But the Tory party remains deeply divided, volatile and unmanageable. There is no question that there should be a Westminster general election as soon as possible. But there’s also no question that the Tories will do all they can do avoid one. The political challenge for Sunak is to hold his party together for long enough to make some sort of recovery before an election is held.
I think we can speculate about some of the ways he is likely to try to do that.
I don’t think he is likely to give the Tory right what they want in terms of tax and spending. This doesn’t mean he is going to do what we would want him to do either. We will need to wait and see what his fiscal plans are. There is much at stake. As the First Minister has said, the challenges facing public services are now existential. There is no fat to be trimmed, no significant efficiencies left to be made. Further major cuts will go straight into the bone.
However, nothing Sunak or his Chancellor does is likely to appease the Tory right, whose support he needs. So, he will have to produce something different for them, to find an alternative source of raw meat for the Tory balcony to chew on. Judging by various Cabinet appointments, I am afraid that his solution is going to be to allow ministers to ramp up the right-wing culture war even further. We have already seen that happening, with Suella Braverman’s disgusting comments about asylum seekers. It will probably get worse.
His fundamental political problem, of course, is Brexit. (This is also true of Keir Starmer, whose position on Brexit is essentially no different). It’s true that the UK is not alone in facing challenges on multiple fronts. But every one of those challenges is exacerbated by Brexit, and by years of needless austerity that have increased inequality and undermined individual and collective resilience. The UK may be a rich country but many of her people are, in comparison to most of Europe, poor and set to become even poorer.
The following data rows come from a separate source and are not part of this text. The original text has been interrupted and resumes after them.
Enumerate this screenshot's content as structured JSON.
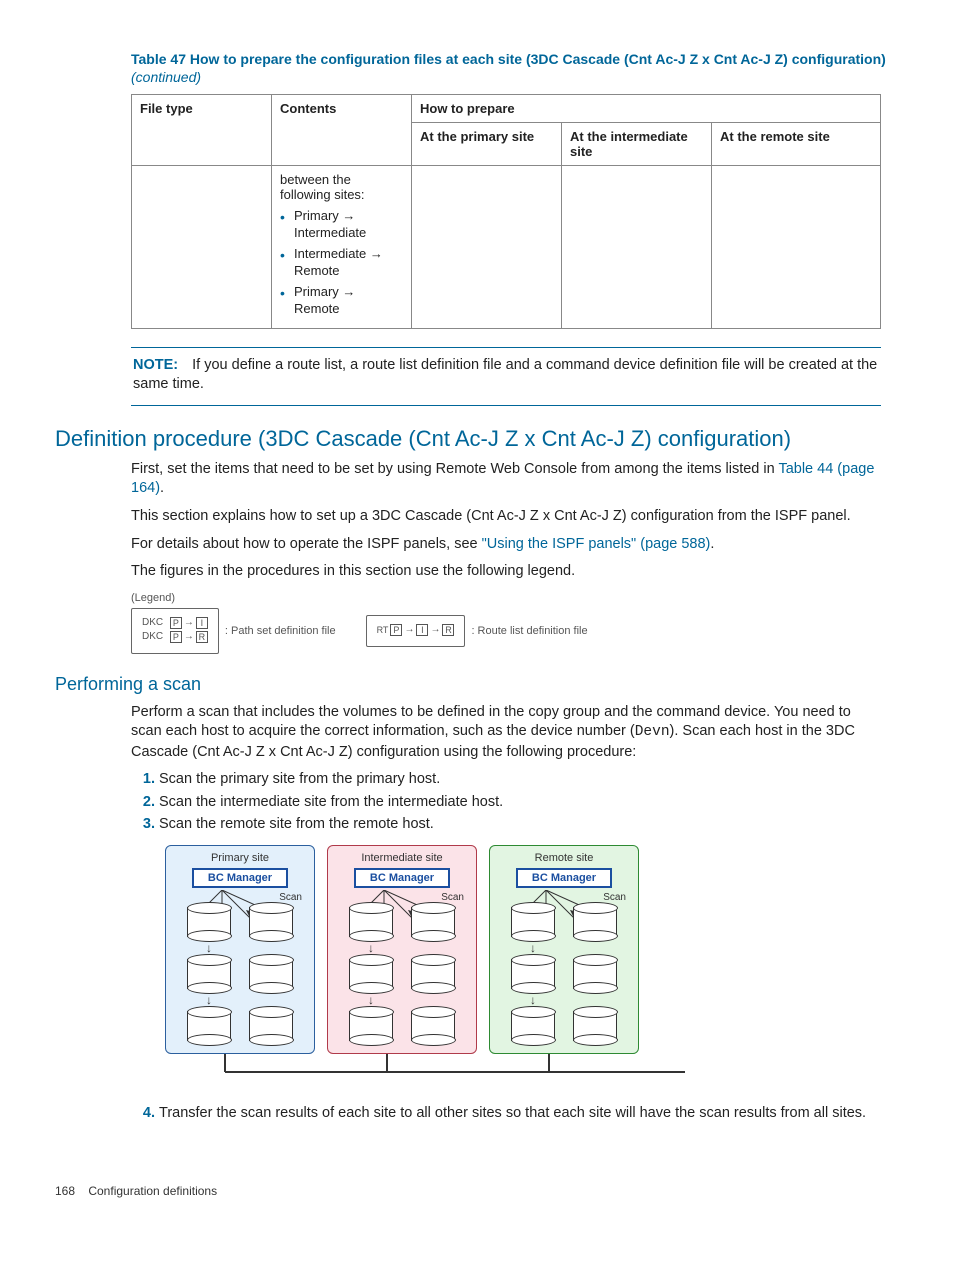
{
  "tableCaption": {
    "main": "Table 47 How to prepare the configuration files at each site (3DC Cascade (Cnt Ac-J Z x Cnt Ac-J Z) configuration)",
    "suffix": " (continued)"
  },
  "headers": {
    "fileType": "File type",
    "contents": "Contents",
    "howToPrepare": "How to prepare",
    "primary": "At the primary site",
    "intermediate": "At the intermediate site",
    "remote": "At the remote site"
  },
  "row": {
    "contentsIntro": "between the following sites:",
    "bullets": [
      "Primary → Intermediate",
      "Intermediate → Remote",
      "Primary → Remote"
    ]
  },
  "note": {
    "label": "NOTE:",
    "text": "If you define a route list, a route list definition file and a command device definition file will be created at the same time."
  },
  "section1": {
    "title": "Definition procedure (3DC Cascade (Cnt Ac-J Z x Cnt Ac-J Z) configuration)",
    "p1a": "First, set the items that need to be set by using Remote Web Console from among the items listed in ",
    "p1link": "Table 44 (page 164)",
    "p1b": ".",
    "p2": "This section explains how to set up a 3DC Cascade (Cnt Ac-J Z x Cnt Ac-J Z) configuration from the ISPF panel.",
    "p3a": "For details about how to operate the ISPF panels, see ",
    "p3link": "\"Using the ISPF panels\" (page 588)",
    "p3b": ".",
    "p4": "The figures in the procedures in this section use the following legend."
  },
  "legend": {
    "title": "(Legend)",
    "dkc": "DKC",
    "p": "P",
    "i": "I",
    "r": "R",
    "rt": "RT",
    "pathSet": ": Path set definition file",
    "routeList": ": Route list definition file"
  },
  "section2": {
    "title": "Performing a scan",
    "p1a": "Perform a scan that includes the volumes to be defined in the copy group and the command device. You need to scan each host to acquire the correct information, such as the device number (",
    "p1mono": "Devn",
    "p1b": "). Scan each host in the 3DC Cascade (Cnt Ac-J Z x Cnt Ac-J Z) configuration using the following procedure:",
    "steps": [
      "Scan the primary site from the primary host.",
      "Scan the intermediate site from the intermediate host.",
      "Scan the remote site from the remote host."
    ],
    "step4": "Transfer the scan results of each site to all other sites so that each site will have the scan results from all sites."
  },
  "diagram": {
    "primary": "Primary site",
    "intermediate": "Intermediate site",
    "remote": "Remote site",
    "bc": "BC Manager",
    "scan": "Scan"
  },
  "footer": {
    "page": "168",
    "chapter": "Configuration definitions"
  }
}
It all adds up to a state in turmoil.
For some, this only increases the urgency of achieving independence. But for others, the chaos of Brexit, and the mounting economic and climate challenges of our times, only serve to make them doubtful about the wisdom of moving for independence at this juncture. The argument that becoming independent would be jumping out of the frying pan into the fire will resonate with those who just want things to get back to normal again, however hopelessly.
I’m sure that, like me, you will find those sorts of arguments frustrating, particularly when they are made by the same people who allowed Brexit to happen in the first place. But we need to understand that voters who are receptive to those arguments aren’t necessarily opposed to independence. They are just worried about how we get there, and whether it could all go wrong.
In her speech to SNP Conference, the First Minister related a conversation with a woman who said that she would like Scotland to be independent. She thought it would be good. But she also worried that getting there would be hard. So, her question was this – is it essential? The FM reflected that today, more than at any point in her life, the answer to that question was yes, it is essential.
That’s a perspective I fully agree with. For all my adult life I have supported independence from principle and because I thought it would improve the governance of Scotland. But never before have I felt so certain that independence is a necessity. This makes it even more important that we present a credible and compelling case based on improving the lives, wellbeing and future prospects of the people of Scotland. And, perhaps paradoxically, the very urgency of the need for independence is why that case must be made with patience and, above all, with empathy for those who simply feel lost in a political and economic storm.